I mentioned that I had eaten Ethiopian / Eritrean food before so I know what the drill was going to be. Small portions of the curry / curries and all the veg and accompaniments are placed on a sourdough flatbread called an injera. This is properly made from a specific kind of flour called teff which, for various reasons mostly EU bureaucracy, is apparently difficult to obtain in the EU so substitutes are often used. The injera is effectively an edible plate although proper plates are used here as well. In my case I don’t know how many she thought she was feeding as she produced a large basket full. Although cutlery is provided here for Europeans the trick is to tear off the bread and eat with your hand, much like the chapati in Southern Asian cuisine. Here is a tip if the reader has never tried this before and that is not to totally gorge yourself on the breads which were so warm and delicious it was difficult to refrain from eating the lot. Save just a bit of room for the “plate” injera which will have soaked up all the flavours from the food and is easily the best part of the meal.
Despite the lady very helpfully describing to me in detail exactly what the meal was I am completely stumped if I can remember it all now so I shall let the the image do the talking. I remember that it was quite spicy as I had requested but not lunatically so and was spiced rather than merely heat which is as it should be. What I can say with absolute certainty is that it was utterly gorgeous and I did even manage to put a fair hole in the injera basket although it defeated me in the end.
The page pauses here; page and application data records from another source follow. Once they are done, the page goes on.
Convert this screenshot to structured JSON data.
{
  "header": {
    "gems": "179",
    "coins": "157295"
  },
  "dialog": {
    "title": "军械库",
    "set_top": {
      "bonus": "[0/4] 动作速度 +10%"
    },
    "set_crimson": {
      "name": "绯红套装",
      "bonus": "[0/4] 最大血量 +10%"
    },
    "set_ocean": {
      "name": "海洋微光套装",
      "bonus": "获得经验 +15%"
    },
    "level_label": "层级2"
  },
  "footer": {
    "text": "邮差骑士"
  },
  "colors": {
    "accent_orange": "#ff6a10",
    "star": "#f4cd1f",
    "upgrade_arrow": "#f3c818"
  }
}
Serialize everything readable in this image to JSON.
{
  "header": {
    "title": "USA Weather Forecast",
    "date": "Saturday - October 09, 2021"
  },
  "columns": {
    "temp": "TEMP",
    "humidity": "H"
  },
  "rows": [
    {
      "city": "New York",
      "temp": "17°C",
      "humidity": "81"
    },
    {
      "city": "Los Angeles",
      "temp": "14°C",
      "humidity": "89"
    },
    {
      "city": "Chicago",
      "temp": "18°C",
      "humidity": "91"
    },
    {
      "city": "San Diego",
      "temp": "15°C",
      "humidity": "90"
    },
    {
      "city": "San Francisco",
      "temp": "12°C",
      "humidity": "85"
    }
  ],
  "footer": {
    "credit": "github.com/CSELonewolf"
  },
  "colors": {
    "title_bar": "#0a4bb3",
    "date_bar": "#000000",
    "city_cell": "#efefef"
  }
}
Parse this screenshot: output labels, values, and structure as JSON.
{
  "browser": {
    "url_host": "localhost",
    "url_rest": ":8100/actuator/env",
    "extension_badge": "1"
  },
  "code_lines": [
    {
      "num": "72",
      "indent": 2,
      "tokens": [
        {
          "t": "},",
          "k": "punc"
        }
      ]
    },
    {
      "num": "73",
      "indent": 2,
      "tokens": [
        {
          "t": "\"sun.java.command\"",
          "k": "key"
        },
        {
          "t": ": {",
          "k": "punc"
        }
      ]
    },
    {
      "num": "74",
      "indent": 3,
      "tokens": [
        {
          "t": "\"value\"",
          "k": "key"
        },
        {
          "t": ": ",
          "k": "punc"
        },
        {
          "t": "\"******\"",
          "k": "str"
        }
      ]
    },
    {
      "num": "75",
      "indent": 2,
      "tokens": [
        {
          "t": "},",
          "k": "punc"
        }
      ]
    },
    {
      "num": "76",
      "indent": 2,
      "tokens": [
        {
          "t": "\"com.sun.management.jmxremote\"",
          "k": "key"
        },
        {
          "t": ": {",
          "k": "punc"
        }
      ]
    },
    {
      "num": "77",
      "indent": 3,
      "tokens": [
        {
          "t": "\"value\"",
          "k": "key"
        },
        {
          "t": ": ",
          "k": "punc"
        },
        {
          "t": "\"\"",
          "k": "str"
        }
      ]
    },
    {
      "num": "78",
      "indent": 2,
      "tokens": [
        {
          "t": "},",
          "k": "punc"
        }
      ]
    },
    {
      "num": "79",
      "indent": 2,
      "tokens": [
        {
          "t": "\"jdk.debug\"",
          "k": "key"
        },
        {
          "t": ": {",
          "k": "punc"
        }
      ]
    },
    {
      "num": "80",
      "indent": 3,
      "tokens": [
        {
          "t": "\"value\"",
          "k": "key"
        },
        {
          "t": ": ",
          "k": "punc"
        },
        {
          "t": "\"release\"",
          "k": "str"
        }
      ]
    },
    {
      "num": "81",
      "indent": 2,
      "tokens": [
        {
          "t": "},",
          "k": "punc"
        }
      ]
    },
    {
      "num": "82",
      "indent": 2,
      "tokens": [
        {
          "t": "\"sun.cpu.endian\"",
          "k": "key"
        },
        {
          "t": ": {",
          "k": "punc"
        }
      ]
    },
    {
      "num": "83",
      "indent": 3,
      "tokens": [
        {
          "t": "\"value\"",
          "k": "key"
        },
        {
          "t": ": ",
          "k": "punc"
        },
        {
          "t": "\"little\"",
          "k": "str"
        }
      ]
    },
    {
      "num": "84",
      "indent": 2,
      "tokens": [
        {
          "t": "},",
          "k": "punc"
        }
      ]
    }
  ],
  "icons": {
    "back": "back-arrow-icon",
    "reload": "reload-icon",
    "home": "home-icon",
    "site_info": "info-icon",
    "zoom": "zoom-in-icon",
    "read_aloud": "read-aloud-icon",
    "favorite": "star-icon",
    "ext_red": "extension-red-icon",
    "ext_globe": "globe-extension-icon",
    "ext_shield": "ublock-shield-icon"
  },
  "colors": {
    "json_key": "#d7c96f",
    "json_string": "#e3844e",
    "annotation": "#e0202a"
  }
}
By this time I was completely full and therefore declined when the charming woman offered me dessert and she equally politely asked me would I be staying for a while which threw me a bit. I can understand being thrown out of a crowded restaurant so they can turn the cover around but I was the sole patron. When I said jokingly I would be there until she threw me out she gave me another of her utterly enchanting smiles and vanished into the kitchen again. I had a half an idea what might happen next and it duly did. Some time and several beers later, when my fine meal had settled a bit the gorgeous tarte you can see pictured was produced and I was encouraged to get into it. I don’t usually eat dessert and this was extremely rich but it was very, very good and I managed a good-sized piece.
When it came time to go eventually I checked the bill and it really was not too scary at all. Even though I had ordered off menu she had charged me about a median price from the mains on the menu and had not even charged me for the specially baked dessert. I queried this and she said it was a gift. How lovely.
I regretfully left and on my slow wander home I considered yet again the “Travel Gods” as I refer to them. On the off-chance of finding a beer the night before I had discovered a superb little restaurant serving authentic tasty Ethiopian food, a new aperitif and made a new friend. I had learned so much about Ethiopian culture specifically cuisine as well as practicing my slowly improving French. Not a bad return.
A couple more beers en route and I retired to my most comfortable little flat for another night’s much appreciated sleep.
Another wander round Metz in the next edition so stay tuned and spread the word.